A: I’m on your side. Medically speaking, somebody is “immune to” a disease or has “immunity to” it.
In its entry for “immune,” Merriam-Webster’s Collegiate Dictionary (11th ed.) uses “immune from” in the sense of exempt or protected (“immune from further taxation … immune from arrest”), but “immune to” in the sense of not susceptible or responsive, as well as in the sense of medically resistant (“immune to all pleas … immune to diphtheria”).

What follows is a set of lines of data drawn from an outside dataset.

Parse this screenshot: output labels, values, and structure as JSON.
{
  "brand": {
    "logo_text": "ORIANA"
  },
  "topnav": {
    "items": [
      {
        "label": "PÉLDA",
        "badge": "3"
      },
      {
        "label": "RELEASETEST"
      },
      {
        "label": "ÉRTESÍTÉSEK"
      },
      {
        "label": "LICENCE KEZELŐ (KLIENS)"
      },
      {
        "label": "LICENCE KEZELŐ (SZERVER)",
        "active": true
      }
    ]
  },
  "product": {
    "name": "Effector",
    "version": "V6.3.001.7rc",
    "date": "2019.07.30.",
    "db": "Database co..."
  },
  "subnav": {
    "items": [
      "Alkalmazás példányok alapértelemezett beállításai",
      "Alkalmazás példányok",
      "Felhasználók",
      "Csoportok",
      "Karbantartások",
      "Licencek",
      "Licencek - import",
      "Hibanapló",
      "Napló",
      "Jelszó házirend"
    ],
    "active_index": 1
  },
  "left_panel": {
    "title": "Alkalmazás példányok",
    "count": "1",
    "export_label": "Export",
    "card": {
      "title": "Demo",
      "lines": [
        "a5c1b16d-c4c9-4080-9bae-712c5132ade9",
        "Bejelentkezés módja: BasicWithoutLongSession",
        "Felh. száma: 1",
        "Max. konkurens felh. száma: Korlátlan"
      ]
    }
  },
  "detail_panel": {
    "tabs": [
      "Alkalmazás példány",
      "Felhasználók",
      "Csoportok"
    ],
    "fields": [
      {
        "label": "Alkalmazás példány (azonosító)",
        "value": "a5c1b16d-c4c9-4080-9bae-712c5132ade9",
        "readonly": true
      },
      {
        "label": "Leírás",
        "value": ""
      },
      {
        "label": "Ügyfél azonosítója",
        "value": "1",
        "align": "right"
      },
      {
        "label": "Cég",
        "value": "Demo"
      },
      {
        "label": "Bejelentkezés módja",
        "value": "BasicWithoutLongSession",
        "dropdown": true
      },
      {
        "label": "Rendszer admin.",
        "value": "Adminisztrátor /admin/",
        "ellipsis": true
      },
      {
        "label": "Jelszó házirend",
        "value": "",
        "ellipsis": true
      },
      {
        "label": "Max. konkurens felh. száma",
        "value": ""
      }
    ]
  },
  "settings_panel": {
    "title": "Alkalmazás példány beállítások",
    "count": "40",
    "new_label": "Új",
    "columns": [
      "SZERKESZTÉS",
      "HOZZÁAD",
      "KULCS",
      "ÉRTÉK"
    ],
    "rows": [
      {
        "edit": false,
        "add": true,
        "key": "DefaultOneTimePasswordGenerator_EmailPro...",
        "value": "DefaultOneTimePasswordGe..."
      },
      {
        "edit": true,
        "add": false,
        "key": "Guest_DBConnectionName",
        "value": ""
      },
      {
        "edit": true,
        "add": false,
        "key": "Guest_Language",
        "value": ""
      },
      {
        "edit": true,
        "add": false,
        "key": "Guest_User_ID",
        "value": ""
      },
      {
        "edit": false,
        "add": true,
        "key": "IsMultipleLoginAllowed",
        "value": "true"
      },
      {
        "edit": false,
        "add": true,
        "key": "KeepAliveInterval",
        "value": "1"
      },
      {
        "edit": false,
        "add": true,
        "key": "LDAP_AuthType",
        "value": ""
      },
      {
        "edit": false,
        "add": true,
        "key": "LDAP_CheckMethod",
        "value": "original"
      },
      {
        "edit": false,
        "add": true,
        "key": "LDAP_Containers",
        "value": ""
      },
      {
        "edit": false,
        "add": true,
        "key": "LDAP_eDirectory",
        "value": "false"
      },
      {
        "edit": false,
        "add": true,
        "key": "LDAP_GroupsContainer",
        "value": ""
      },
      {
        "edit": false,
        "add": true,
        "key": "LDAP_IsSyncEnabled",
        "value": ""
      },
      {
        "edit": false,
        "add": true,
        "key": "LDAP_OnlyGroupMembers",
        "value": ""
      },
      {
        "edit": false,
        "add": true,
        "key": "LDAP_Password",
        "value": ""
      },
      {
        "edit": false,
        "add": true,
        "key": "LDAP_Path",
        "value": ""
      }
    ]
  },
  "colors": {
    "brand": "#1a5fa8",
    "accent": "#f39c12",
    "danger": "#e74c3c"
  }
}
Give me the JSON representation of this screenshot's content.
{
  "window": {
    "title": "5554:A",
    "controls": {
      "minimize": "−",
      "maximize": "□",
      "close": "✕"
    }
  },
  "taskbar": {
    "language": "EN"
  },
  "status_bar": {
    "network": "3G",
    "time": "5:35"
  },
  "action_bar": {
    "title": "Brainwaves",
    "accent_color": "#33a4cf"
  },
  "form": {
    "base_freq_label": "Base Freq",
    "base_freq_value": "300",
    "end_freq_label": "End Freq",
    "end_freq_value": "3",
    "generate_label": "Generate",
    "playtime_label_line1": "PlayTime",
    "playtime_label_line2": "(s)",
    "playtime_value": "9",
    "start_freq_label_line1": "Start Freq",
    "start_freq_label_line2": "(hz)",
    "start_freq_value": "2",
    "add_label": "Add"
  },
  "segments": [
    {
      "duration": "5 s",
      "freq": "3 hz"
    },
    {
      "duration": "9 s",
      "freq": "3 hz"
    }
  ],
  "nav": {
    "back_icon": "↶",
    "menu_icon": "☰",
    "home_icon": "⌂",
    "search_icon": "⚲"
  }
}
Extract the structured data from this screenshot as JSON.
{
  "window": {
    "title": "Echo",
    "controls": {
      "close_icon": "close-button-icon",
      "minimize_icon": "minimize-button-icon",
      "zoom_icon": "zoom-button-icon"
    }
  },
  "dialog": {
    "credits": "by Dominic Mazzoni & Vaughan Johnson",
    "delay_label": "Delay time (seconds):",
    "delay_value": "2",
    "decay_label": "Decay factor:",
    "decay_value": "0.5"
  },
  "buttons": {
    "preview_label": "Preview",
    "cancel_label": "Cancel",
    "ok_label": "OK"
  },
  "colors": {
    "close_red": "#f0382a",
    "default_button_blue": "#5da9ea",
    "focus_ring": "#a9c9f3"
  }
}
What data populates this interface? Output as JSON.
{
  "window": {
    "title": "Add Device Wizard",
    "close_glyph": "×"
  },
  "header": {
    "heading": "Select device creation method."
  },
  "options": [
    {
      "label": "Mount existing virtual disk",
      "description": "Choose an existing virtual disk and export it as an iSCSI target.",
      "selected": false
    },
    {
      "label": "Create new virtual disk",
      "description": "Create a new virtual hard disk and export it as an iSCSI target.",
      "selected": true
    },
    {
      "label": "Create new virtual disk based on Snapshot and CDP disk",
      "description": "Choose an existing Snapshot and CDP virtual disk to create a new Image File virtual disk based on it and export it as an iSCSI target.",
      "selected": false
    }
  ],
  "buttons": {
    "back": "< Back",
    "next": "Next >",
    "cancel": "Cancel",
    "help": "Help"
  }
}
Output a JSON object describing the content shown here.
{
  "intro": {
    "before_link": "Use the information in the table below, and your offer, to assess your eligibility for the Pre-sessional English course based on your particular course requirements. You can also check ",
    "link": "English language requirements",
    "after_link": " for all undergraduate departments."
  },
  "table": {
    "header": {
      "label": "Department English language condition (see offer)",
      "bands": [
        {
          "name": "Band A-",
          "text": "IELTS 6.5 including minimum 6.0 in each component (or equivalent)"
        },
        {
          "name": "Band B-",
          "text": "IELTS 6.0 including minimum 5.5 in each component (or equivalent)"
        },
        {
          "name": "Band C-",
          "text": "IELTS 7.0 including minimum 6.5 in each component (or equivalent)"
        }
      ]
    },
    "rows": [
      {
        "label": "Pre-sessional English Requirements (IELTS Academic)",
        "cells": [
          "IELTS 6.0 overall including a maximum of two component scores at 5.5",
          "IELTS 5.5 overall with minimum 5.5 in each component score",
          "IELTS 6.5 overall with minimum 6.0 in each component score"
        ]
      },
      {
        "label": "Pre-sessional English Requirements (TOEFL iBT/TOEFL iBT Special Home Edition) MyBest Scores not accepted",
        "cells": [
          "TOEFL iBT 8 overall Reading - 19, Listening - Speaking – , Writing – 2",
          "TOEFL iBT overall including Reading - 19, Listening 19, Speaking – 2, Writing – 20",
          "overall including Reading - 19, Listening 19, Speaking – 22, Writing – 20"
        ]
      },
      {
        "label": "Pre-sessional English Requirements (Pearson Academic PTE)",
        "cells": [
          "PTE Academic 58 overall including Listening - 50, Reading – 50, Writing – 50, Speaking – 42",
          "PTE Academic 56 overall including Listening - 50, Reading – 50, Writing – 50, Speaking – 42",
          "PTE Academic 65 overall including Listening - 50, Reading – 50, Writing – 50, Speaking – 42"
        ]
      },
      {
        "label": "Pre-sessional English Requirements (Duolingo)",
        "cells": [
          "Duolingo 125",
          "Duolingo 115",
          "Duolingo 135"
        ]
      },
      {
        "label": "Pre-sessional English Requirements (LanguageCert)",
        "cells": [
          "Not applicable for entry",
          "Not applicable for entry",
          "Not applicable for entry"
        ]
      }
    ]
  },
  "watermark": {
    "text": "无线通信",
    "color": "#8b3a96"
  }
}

The American Heritage Dictionary of the English Language (4th ed.) appears to agree. The examples it gives in its entry for “immune” use the preposition “from” in the sense of exempt, or not subject to an obligation: “immune from taxation; immune from criminal prosecution.” But it uses “to” in the sense of not susceptible or responsive (“immune to persuasion”). There’s no example given for medical immunity, but the definition uses the phrase “resistance to infection.”
The New Fowler’s Modern English Usage, edited by R.W. Burchfield, says a person is “immune to an infection” but “immune from some undesirable factor or circumstance.” Burchfield adds, however, that “the division is not clear-cut; in some contexts from is idiomatically used in type (a) and to in type (b).”
In fact the Oxford English Dictionary has many examples of “immune to” and “immune from” that don’t follow the predictable pattern. Your mom, for instance, could reasonably argue that she says “immune from” because she means that you’re “protected from” the mumps rather than “resistant to” the mumps.
Here’s an interesting aside. “Immunity” is the original word, dating from the 1380s. “Immune” is the latecomer, a back-formation dating from the mid-1400s. Also, the sense of “exempt from” preceded the medical meaning (“resistant to”). That may explain some people’s belief that “immune from” is the preferred form.
Anyway, this is an issue of usage or idiom rather than grammar. It all reminds me of a particular irritant of mine—folks who say so-and-so “died from cancer” rather than “died of cancer.”
We wouldn’t have problems like these, of course, if English weren’t so rich in prepositions!
Buy Pat’s books at a local store or Amazon.com.